Today, the JFHP is a thriving program that has touched the lives of thousands of patients and over 100 visiting scholars from Japan. One of Mike’s dreams was to develop family medicine as a specialty in Japan. In collaboration with his Japanese colleagues and friends, in 2010, he helped establish one of the first family medicine residency programs in Shizuoka, Japan where he was an exchange student four decades before. Visitors from this and other programs in Japan continue to visit UM JFHP, which provides an invaluable learning ground for future Japanese family physicians.

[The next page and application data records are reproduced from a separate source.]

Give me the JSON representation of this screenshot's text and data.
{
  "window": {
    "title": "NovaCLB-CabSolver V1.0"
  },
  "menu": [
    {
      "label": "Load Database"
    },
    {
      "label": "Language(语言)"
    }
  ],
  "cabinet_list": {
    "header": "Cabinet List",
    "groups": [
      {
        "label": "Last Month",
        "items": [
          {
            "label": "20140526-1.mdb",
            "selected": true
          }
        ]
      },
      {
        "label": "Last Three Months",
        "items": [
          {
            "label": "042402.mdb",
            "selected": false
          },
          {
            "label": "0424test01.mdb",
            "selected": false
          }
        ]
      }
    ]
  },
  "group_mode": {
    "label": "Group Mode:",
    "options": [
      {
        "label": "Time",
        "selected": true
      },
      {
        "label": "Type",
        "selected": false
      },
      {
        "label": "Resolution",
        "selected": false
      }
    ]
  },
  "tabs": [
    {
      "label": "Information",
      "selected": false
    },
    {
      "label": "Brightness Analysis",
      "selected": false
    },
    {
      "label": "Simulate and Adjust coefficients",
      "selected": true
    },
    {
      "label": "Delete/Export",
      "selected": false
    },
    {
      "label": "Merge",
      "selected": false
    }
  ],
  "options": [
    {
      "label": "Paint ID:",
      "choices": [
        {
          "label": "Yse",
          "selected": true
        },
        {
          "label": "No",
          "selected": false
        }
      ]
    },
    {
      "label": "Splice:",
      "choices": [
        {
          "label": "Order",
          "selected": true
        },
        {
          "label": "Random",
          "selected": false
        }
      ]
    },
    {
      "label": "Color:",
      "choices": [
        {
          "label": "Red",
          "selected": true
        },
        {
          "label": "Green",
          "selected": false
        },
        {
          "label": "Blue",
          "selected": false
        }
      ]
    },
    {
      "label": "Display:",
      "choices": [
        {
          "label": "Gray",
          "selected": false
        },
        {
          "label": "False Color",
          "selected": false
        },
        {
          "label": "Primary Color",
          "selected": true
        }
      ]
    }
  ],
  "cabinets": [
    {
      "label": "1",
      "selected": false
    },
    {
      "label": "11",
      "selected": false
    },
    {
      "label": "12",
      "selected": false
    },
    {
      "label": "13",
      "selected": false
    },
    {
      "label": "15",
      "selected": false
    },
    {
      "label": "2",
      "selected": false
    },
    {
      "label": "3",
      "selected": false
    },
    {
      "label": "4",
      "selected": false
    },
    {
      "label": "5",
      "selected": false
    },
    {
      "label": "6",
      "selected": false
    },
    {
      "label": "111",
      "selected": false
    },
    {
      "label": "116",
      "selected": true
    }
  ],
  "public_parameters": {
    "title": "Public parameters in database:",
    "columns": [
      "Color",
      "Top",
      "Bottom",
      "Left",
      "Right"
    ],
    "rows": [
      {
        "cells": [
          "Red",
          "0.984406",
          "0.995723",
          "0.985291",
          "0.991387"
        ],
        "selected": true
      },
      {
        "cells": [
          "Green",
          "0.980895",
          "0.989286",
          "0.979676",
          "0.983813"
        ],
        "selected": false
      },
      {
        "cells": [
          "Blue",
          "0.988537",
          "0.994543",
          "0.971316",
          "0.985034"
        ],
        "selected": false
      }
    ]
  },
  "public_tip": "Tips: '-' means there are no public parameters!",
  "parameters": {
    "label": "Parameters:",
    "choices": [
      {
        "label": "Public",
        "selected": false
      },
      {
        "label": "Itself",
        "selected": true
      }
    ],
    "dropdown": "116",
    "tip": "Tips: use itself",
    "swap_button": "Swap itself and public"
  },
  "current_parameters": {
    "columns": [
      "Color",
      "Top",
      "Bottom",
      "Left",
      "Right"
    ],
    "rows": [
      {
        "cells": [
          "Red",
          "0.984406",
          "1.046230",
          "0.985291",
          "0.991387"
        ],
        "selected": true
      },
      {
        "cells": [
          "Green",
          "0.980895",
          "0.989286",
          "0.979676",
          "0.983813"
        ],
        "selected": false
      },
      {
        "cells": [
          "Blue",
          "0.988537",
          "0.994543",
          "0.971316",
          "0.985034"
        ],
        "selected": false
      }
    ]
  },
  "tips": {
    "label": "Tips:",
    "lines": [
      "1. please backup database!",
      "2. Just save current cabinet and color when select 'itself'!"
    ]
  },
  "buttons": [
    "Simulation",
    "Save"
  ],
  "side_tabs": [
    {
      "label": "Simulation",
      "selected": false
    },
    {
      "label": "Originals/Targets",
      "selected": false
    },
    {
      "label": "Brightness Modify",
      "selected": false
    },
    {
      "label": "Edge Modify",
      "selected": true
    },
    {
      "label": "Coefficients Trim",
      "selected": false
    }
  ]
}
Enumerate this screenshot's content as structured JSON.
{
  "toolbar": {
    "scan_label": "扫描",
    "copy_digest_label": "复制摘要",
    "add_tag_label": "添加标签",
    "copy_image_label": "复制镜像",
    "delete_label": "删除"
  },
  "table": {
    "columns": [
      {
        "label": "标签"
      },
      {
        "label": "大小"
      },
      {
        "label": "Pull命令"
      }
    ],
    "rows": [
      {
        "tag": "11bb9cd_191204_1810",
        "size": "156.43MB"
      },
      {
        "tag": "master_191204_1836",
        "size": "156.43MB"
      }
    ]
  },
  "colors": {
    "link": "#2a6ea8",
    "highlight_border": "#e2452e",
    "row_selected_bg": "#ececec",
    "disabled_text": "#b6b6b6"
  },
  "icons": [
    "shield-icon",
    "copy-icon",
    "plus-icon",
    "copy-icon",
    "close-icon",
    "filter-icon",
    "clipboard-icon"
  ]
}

The second story comes nearly two decades later, as Mike never tired from challenges. By this time, Mike had established himself as an international pioneer in mixed methods research, the science of combining quantitative data (numbers and statistics) and qualitative data (words, pictures, audio). Mike naturally communicated in both languages. Numerically, he explained mixed methods as “1+1=3” to underscore how both types of data together were more powerful than either alone. Visually, he used the yin-yang symbol to show how these two opposites were inseparable and complementary forces. He loved drawing and scribbling while thinking aloud, filling entire whiteboards with his expansive ideas (“A picture is worth a thousand words”).
In 2015, Mike and his close colleague and friend John Creswell co-founded the Michigan Mixed Methods Program, which Mike directed until 2022. In just 8 years, the Mixed Methods Program has achieved global recognition as a think tank and training program, and is well-known for its popular training courses attended by scholars across the globe. Mike infused his love for tinkering, building, and creating in these courses, such that attendees are given free rein to think, write, and discuss their ideas with peers and experts (“Get ready to work, after all this is a workshop!”).
Perhaps what Mike will be most fondly remembered for is his unbridled enthusiasm, support, and belief in the potential of his colleagues and mentees around the world. Mike never missed an opportunity to publicly celebrate our accomplishments. He was a master connector who brought people together over good food and conversation, weaving ever-expanding networks of friendships and professional collaborations. He encouraged us to dream big. He urged us to go for it (“Yes, you can write that book!”). He challenged us to reach for goals that we thought were out of reach (“You will never publish in a top journal if you never submit.”). He convinced us that our ideas are worth sharing (“You are bigger than you think you are!”).
Mike, we thank you for these daily affirmations that buoyed us during frustrating times.
Mike, we thank you for your unwavering belief that we were ready for a challenge before we believed it ourselves.
Mike, we will miss you dearly.
Mike, we will carry on your teachings and wisdom to the best of our abilities.
With love and gratitude,
Your friends and colleagues
The Mixed Methods Program